Seeing the setbacks in reopening restaurants elsewhere in the country, public officials and industry leaders in Illinois are wielding both a carrot and a stick to keep the state and local areas on their schedules for lifting service limits.
Chicago announced on the eve of the July 4th holiday weekend that it would start socking places licensed to sell alcohol with $10,000 fines for failing to follow anti-COVID safety measures. Places will also be immediately shut down for failure to comply with such fundamental rules as requiring guests and employees to wear face masks, requiring guests to remain seated during their visits and not halting drink service by 11 p.m.
“We do not want to close restaurants and bars…but we will if we don’t see compliance,” civic officials warned in announcing the new sanctions. “The time for education is over.”
Offenders will be sought out by the Chicago Police Department and the Department of Business Affairs and Consumer Protection.
Meanwhile, the Illinois Restaurant Association began a social media awareness campaign over the weekend that encourages restaurants and guests to preserve the recent rollbacks of service limitations imposed in March. The effort focuses on the importance of wearing face masks and observing fundamental social distancing practices, such as keeping six feet apart from other parties.
The association encouraged members to post this message, as is or customized, on social media: "We cannot allow our restaurants and bars to slide backward, as we’ve seen happen in other states. Let’s all stay safe and keep our businesses open! I urge fellow operators and restaurant-goers to strictly follow local and state public safety guidelines. Wear your mask, keep social distancing, follow occupancy rules and ensure compliance.”
An accompanying graphic shows two mask-wearing depictions of consumers, with the headline, “Covered faces keep open places.”
Both an English and a Spanish version of the graphic is being provided by the association.
Under the current phase of Chicago’s reopening plan, places can offer indoor dining for up to 50 people or 25% of an establishment’s legal capacity limit, whichever is lower. Customers are required to remain seated rather than roam through the interior, as they might have done in a bar before the pandemic. Dancing is prohibited, as is ordering multiple drinks per person before the 11 p.m. cutoff on alcohol sales.
Among the nation’s 10 most populous cities, Chicago is the only one that has not seen the reopening of its restaurants delayed or reversed because of concerns about a resurgence in COVID-19 cases. New York City was halted from reopening its dining rooms today, and indoor dining was discontinued in Los Angeles. Most of California’s major cities are located within the 19 counties that were ordered by Gov. Gavin Newsom last week to suspend indoor table service.

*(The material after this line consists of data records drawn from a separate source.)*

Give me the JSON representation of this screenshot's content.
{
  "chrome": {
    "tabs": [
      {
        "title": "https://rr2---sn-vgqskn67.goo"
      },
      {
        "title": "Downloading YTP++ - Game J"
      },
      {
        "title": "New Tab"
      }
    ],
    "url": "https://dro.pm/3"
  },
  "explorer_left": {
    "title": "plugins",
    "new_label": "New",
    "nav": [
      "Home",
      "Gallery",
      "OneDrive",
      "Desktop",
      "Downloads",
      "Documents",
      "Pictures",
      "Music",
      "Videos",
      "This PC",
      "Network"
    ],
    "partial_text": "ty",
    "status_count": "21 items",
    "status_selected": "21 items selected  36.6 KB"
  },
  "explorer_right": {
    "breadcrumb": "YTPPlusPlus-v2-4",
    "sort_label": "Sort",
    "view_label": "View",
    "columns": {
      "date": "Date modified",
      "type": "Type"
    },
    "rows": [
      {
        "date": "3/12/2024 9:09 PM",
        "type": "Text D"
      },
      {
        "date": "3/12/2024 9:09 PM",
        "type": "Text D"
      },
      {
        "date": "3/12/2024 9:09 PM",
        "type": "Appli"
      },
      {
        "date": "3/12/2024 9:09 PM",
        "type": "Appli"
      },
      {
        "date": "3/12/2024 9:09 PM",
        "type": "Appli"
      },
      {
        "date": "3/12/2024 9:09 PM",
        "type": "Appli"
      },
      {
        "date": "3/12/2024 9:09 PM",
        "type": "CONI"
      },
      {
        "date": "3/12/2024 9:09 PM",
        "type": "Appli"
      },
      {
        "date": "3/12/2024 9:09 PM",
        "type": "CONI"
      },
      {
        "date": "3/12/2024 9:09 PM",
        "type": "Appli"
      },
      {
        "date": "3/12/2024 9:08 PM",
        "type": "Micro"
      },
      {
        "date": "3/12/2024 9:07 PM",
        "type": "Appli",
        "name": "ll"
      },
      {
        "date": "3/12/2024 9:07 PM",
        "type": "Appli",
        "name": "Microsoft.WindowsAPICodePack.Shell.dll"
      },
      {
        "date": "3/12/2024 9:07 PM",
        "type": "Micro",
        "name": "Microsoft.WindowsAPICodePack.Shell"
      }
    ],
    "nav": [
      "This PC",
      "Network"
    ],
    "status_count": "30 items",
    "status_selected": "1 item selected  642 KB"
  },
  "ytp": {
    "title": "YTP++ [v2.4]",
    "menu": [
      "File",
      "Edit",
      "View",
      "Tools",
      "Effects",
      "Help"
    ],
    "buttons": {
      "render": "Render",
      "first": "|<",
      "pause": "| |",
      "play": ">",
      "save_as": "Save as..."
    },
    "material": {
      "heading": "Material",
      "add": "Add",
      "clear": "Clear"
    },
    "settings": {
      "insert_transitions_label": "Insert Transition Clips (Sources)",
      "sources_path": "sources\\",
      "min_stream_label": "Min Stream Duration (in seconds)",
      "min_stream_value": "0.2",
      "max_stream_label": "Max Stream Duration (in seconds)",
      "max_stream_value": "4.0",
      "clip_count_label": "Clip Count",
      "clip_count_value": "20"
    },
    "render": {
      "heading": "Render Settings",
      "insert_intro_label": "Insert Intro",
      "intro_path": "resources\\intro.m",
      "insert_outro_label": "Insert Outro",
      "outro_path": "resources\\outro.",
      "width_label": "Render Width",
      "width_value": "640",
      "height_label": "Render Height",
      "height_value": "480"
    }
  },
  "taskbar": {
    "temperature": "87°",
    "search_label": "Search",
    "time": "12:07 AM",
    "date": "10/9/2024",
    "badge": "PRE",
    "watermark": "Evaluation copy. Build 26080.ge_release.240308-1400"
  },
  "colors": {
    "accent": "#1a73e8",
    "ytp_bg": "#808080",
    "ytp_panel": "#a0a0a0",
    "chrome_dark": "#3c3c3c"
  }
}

Early media reports indicate that many states continued to see the gross disregard for recommended or required anti-coronavirus measures over the July 4th weekend.